This year’s Moth Night, the UK’s annual celebration of moths and moth recording, stars some of the largest, fastest and most colourful insects, the hawk-moths.
Hawk-moths have the wow-factor. Flying at high speed and with great precision, these incredible insects are surprisingly common visitors to our night-time gardens. At this time of year, Lime, Poplar, Eyed, Elephant and Privet Hawk-moths are all frequently attracted to garden moth-traps, while, if you are lucky, you might spot a Humming-bird Hawk-moth doing the rounds of your garden flowers on a sunny day. Out in the countryside, more stunning hawk-moths are on the wing. The bumblebee mimics, Narrow-bordered and Broad-bordered Bee Hawk-moths fly by day on damp meadows/chalk downs and woodland/heathland, respectively. Vibrant Small Elephant Hawk-moths zoom from flower to flower and there’s always the chance of a stunning immigrant Striped Hawk-moth dropping in from southern Europe.
No species demonstrates the amazing aeronautical ability of hawk-moths better than the Humming-bird Hawk-moth. Beating its wings 80 times every second enables the moth to perform incredible aerial manoeuvres, as well as producing the audible hum referred to in its name. It’s a spell-binding experience to stand in the sunshine and watch this moth working its way from flower to flower, alternating precision hovering flight while probing for nectar with rapid, darting flights, to the next bloom. What’s more, it’s not just flawless flying at close quarters in which the Humming-bird Hawk-moth excels. It is also a long-distance migrant, flying in across the sea from warmer parts of Europe every year.
The gentle giant
With a wingspan of 10-12cm the Privet Hawk-moth looks like a bat in flight and is the largest resident moth in the UK. Our biggest butterflies, by comparison, such as the Swallowtail and Purple Emperor have wingspans of up to about 9cm. The Privet Hawk-moth is widespread across southern England and south-west Wales, near wild or garden Privet, its main caterpillar foodplant. Incredibly agile on the wing at night, visiting flowers to drink nectar through a long proboscis, Privet Hawk-moths are drowsy by day and are perfect for close encounters with budding moth fans.
The poster boy
The flamboyantly coloured Elephant Hawk-moth, with its bright pink and olive green livery, is a true beauty. One encounter with this common, garden moth, is enough to dispel any thoughts of moths as boring, brown creatures. While other hawk-moths utilise subtle blends of greens and greys and exotic wing shapes to camouflage themselves from would-be predators, Elephant Hawk-moths look like they’ve flown straight out of a Vivienne Westwood fashion collection. Nevertheless, for all their pink, punk, visual shock, Elephant Hawk-moths blend in perfectly on the pink-flowered Willowherb and Fuchsia plants on which their caterpillars feed.

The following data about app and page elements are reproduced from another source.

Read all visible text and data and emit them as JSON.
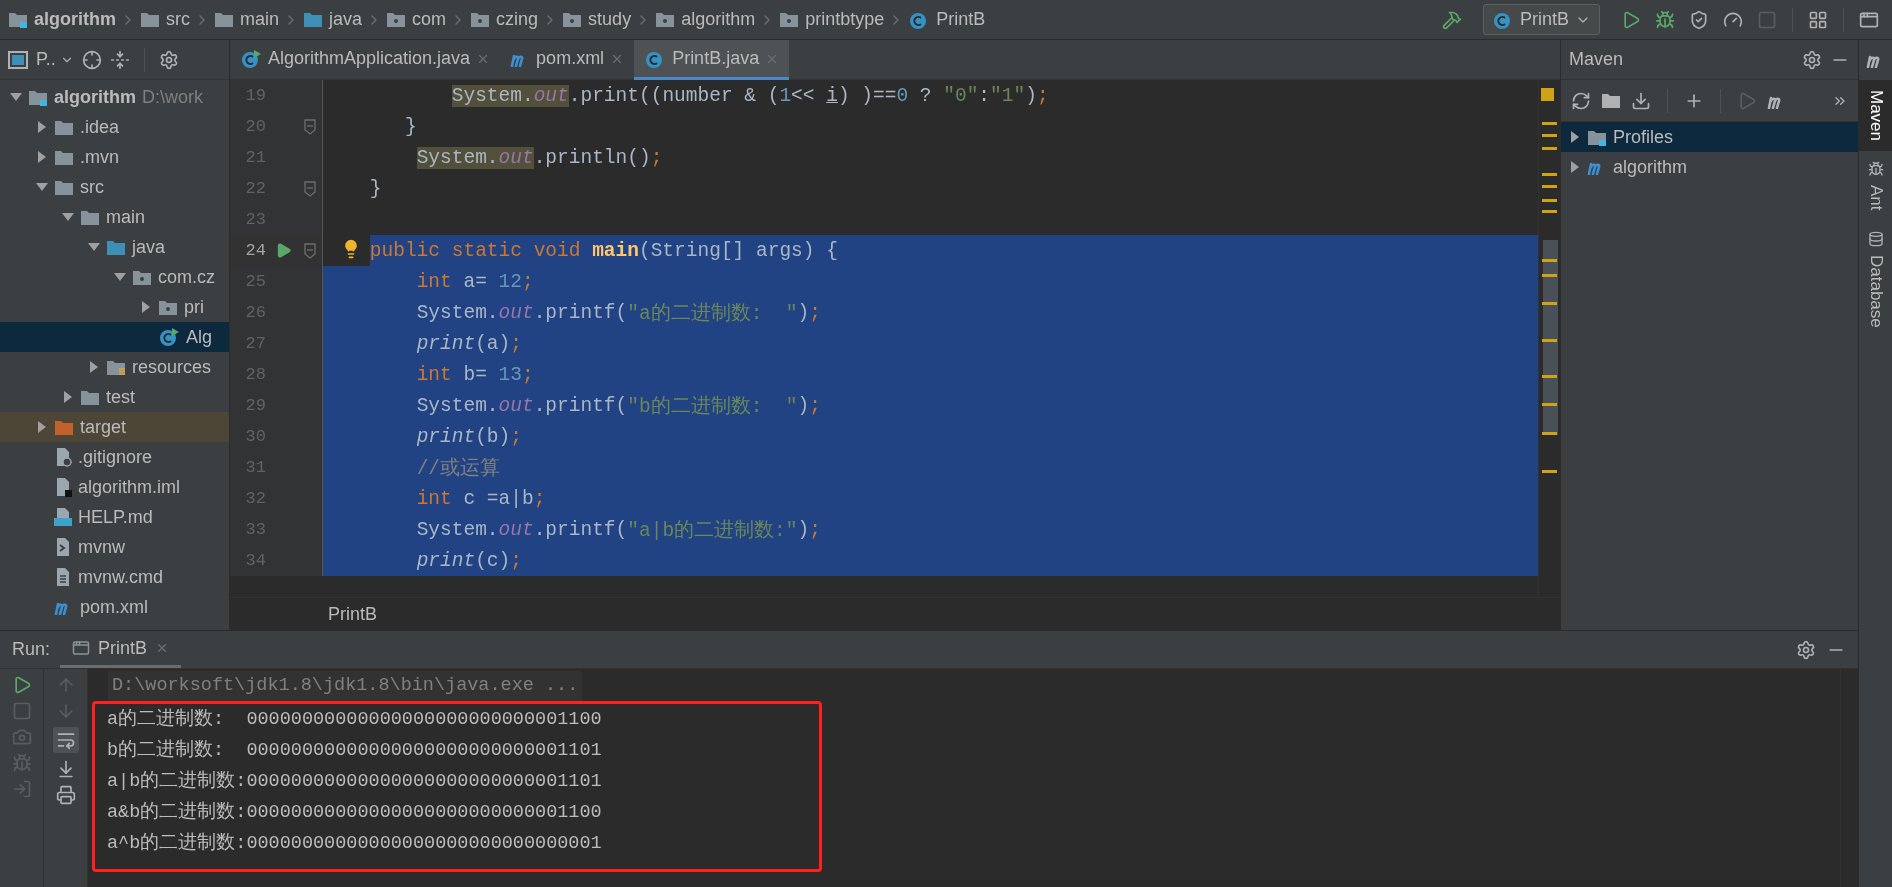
{
  "breadcrumbs": [
    {
      "label": "algorithm",
      "kind": "module"
    },
    {
      "label": "src",
      "kind": "folder"
    },
    {
      "label": "main",
      "kind": "folder"
    },
    {
      "label": "java",
      "kind": "source"
    },
    {
      "label": "com",
      "kind": "package"
    },
    {
      "label": "czing",
      "kind": "package"
    },
    {
      "label": "study",
      "kind": "package"
    },
    {
      "label": "algorithm",
      "kind": "package"
    },
    {
      "label": "printbtype",
      "kind": "package"
    },
    {
      "label": "PrintB",
      "kind": "class"
    }
  ],
  "run_config": {
    "label": "PrintB"
  },
  "project_panel": {
    "title": "P.."
  },
  "project_tree": [
    {
      "label": "algorithm",
      "path": "D:\\work",
      "kind": "module",
      "expanded": true,
      "selected": false,
      "children": [
        {
          "label": ".idea",
          "kind": "folder",
          "expanded": false,
          "selected": false
        },
        {
          "label": ".mvn",
          "kind": "folder",
          "expanded": false,
          "selected": false
        },
        {
          "label": "src",
          "kind": "folder",
          "expanded": true,
          "selected": false,
          "children": [
            {
              "label": "main",
              "kind": "folder",
              "expanded": true,
              "selected": false,
              "children": [
                {
                  "label": "java",
                  "kind": "source",
                  "expanded": true,
                  "selected": false,
                  "children": [
                    {
                      "label": "com.cz",
                      "kind": "package",
                      "expanded": true,
                      "selected": false,
                      "children": [
                        {
                          "label": "pri",
                          "kind": "package",
                          "expanded": false,
                          "selected": false
                        },
                        {
                          "label": "Alg",
                          "kind": "appclass",
                          "selected": true
                        }
                      ]
                    }
                  ]
                },
                {
                  "label": "resources",
                  "kind": "resources",
                  "expanded": false,
                  "selected": false
                }
              ]
            },
            {
              "label": "test",
              "kind": "folder",
              "expanded": false,
              "selected": false
            }
          ]
        },
        {
          "label": "target",
          "kind": "excluded",
          "expanded": false,
          "selected": false
        },
        {
          "label": ".gitignore",
          "kind": "ignore",
          "selected": false
        },
        {
          "label": "algorithm.iml",
          "kind": "iml",
          "selected": false
        },
        {
          "label": "HELP.md",
          "kind": "markdown",
          "selected": false
        },
        {
          "label": "mvnw",
          "kind": "shell",
          "selected": false
        },
        {
          "label": "mvnw.cmd",
          "kind": "text",
          "selected": false
        },
        {
          "label": "pom.xml",
          "kind": "maven",
          "selected": false
        }
      ]
    }
  ],
  "editor_tabs": [
    {
      "label": "AlgorithmApplication.java",
      "kind": "appclass",
      "selected": false
    },
    {
      "label": "pom.xml",
      "kind": "maven",
      "selected": false
    },
    {
      "label": "PrintB.java",
      "kind": "class",
      "selected": true
    }
  ],
  "code_lines": [
    {
      "number": "19",
      "caret": false,
      "run": false,
      "fold": false,
      "bulb": false,
      "selected": false,
      "segments": [
        {
          "text": "           System.",
          "kind": "usage"
        },
        {
          "text": "out",
          "kind": "usagefield"
        },
        {
          "text": ".print((number & (",
          "kind": "plain"
        },
        {
          "text": "1",
          "kind": "number"
        },
        {
          "text": "<< ",
          "kind": "plain"
        },
        {
          "text": "i",
          "kind": "var"
        },
        {
          "text": ") )==",
          "kind": "plain"
        },
        {
          "text": "0",
          "kind": "number"
        },
        {
          "text": " ? ",
          "kind": "plain"
        },
        {
          "text": "\"0\"",
          "kind": "string"
        },
        {
          "text": ":",
          "kind": "plain"
        },
        {
          "text": "\"1\"",
          "kind": "string"
        },
        {
          "text": ")",
          "kind": "plain"
        },
        {
          "text": ";",
          "kind": "punct"
        }
      ]
    },
    {
      "number": "20",
      "caret": false,
      "run": false,
      "fold": true,
      "bulb": false,
      "selected": false,
      "segments": [
        {
          "text": "       }",
          "kind": "plain"
        }
      ]
    },
    {
      "number": "21",
      "caret": false,
      "run": false,
      "fold": false,
      "bulb": false,
      "selected": false,
      "segments": [
        {
          "text": "        System.",
          "kind": "usage"
        },
        {
          "text": "out",
          "kind": "usagefield"
        },
        {
          "text": ".println()",
          "kind": "plain"
        },
        {
          "text": ";",
          "kind": "punct"
        }
      ]
    },
    {
      "number": "22",
      "caret": false,
      "run": false,
      "fold": true,
      "bulb": false,
      "selected": false,
      "segments": [
        {
          "text": "    }",
          "kind": "plain"
        }
      ]
    },
    {
      "number": "23",
      "caret": false,
      "run": false,
      "fold": false,
      "bulb": false,
      "selected": false
    },
    {
      "number": "24",
      "caret": true,
      "run": true,
      "fold": true,
      "bulb": true,
      "selected": true,
      "segments": [
        {
          "text": "    public static void ",
          "kind": "keyword"
        },
        {
          "text": "main",
          "kind": "decl"
        },
        {
          "text": "(String[] args) {",
          "kind": "plain"
        }
      ]
    },
    {
      "number": "25",
      "caret": false,
      "run": false,
      "fold": false,
      "bulb": false,
      "selected": true,
      "segments": [
        {
          "text": "        int",
          "kind": "keyword"
        },
        {
          "text": " a= ",
          "kind": "plain"
        },
        {
          "text": "12",
          "kind": "number"
        },
        {
          "text": ";",
          "kind": "punct"
        }
      ]
    },
    {
      "number": "26",
      "caret": false,
      "run": false,
      "fold": false,
      "bulb": false,
      "selected": true,
      "segments": [
        {
          "text": "        System.",
          "kind": "plain"
        },
        {
          "text": "out",
          "kind": "field"
        },
        {
          "text": ".printf(",
          "kind": "plain"
        },
        {
          "text": "\"a的二进制数:  \"",
          "kind": "string"
        },
        {
          "text": ")",
          "kind": "plain"
        },
        {
          "text": ";",
          "kind": "punct"
        }
      ]
    },
    {
      "number": "27",
      "caret": false,
      "run": false,
      "fold": false,
      "bulb": false,
      "selected": true,
      "segments": [
        {
          "text": "        print",
          "kind": "call"
        },
        {
          "text": "(a)",
          "kind": "plain"
        },
        {
          "text": ";",
          "kind": "punct"
        }
      ]
    },
    {
      "number": "28",
      "caret": false,
      "run": false,
      "fold": false,
      "bulb": false,
      "selected": true,
      "segments": [
        {
          "text": "        int",
          "kind": "keyword"
        },
        {
          "text": " b= ",
          "kind": "plain"
        },
        {
          "text": "13",
          "kind": "number"
        },
        {
          "text": ";",
          "kind": "punct"
        }
      ]
    },
    {
      "number": "29",
      "caret": false,
      "run": false,
      "fold": false,
      "bulb": false,
      "selected": true,
      "segments": [
        {
          "text": "        System.",
          "kind": "plain"
        },
        {
          "text": "out",
          "kind": "field"
        },
        {
          "text": ".printf(",
          "kind": "plain"
        },
        {
          "text": "\"b的二进制数:  \"",
          "kind": "string"
        },
        {
          "text": ")",
          "kind": "plain"
        },
        {
          "text": ";",
          "kind": "punct"
        }
      ]
    },
    {
      "number": "30",
      "caret": false,
      "run": false,
      "fold": false,
      "bulb": false,
      "selected": true,
      "segments": [
        {
          "text": "        print",
          "kind": "call"
        },
        {
          "text": "(b)",
          "kind": "plain"
        },
        {
          "text": ";",
          "kind": "punct"
        }
      ]
    },
    {
      "number": "31",
      "caret": false,
      "run": false,
      "fold": false,
      "bulb": false,
      "selected": true,
      "segments": [
        {
          "text": "        //或运算",
          "kind": "comment"
        }
      ]
    },
    {
      "number": "32",
      "caret": false,
      "run": false,
      "fold": false,
      "bulb": false,
      "selected": true,
      "segments": [
        {
          "text": "        int",
          "kind": "keyword"
        },
        {
          "text": " c =a|b",
          "kind": "plain"
        },
        {
          "text": ";",
          "kind": "punct"
        }
      ]
    },
    {
      "number": "33",
      "caret": false,
      "run": false,
      "fold": false,
      "bulb": false,
      "selected": true,
      "segments": [
        {
          "text": "        System.",
          "kind": "plain"
        },
        {
          "text": "out",
          "kind": "field"
        },
        {
          "text": ".printf(",
          "kind": "plain"
        },
        {
          "text": "\"a|b的二进制数:\"",
          "kind": "string"
        },
        {
          "text": ")",
          "kind": "plain"
        },
        {
          "text": ";",
          "kind": "punct"
        }
      ]
    },
    {
      "number": "34",
      "caret": false,
      "run": false,
      "fold": false,
      "bulb": false,
      "selected": true,
      "segments": [
        {
          "text": "        print",
          "kind": "call"
        },
        {
          "text": "(c)",
          "kind": "plain"
        },
        {
          "text": ";",
          "kind": "punct"
        }
      ]
    }
  ],
  "editor_breadcrumb": "PrintB",
  "maven_panel": {
    "title": "Maven",
    "tree": [
      {
        "label": "Profiles",
        "kind": "profiles",
        "selected": true
      },
      {
        "label": "algorithm",
        "kind": "mavenmodule",
        "selected": false
      }
    ]
  },
  "side_tabs": [
    {
      "label": "Maven",
      "kind": "maven",
      "selected": true
    },
    {
      "label": "Ant",
      "kind": "ant",
      "selected": false
    },
    {
      "label": "Database",
      "kind": "database",
      "selected": false
    }
  ],
  "run_panel": {
    "label": "Run:",
    "tabs": [
      {
        "label": "PrintB",
        "selected": true
      }
    ],
    "command": "D:\\worksoft\\jdk1.8\\jdk1.8\\bin\\java.exe ...",
    "output": [
      "a的二进制数:  00000000000000000000000000001100",
      "b的二进制数:  00000000000000000000000000001101",
      "a|b的二进制数:00000000000000000000000000001101",
      "a&b的二进制数:00000000000000000000000000001100",
      "a^b的二进制数:00000000000000000000000000000001"
    ]
  }
}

Got the hots for hawk-moths? Moth Night is the perfect opportunity to get to meet them face to face. For three days and nights on 9 – 11 June, Moth Night events across the UK provide a great chance to go out with moth experts to see these incredible insects. Or have a go at some spotting of your own. The Moth Night website www.mothnight.info has details of public events and advice on how you can take part.
Head Of Recording
Follow me on Twitter: @RichardFoxBC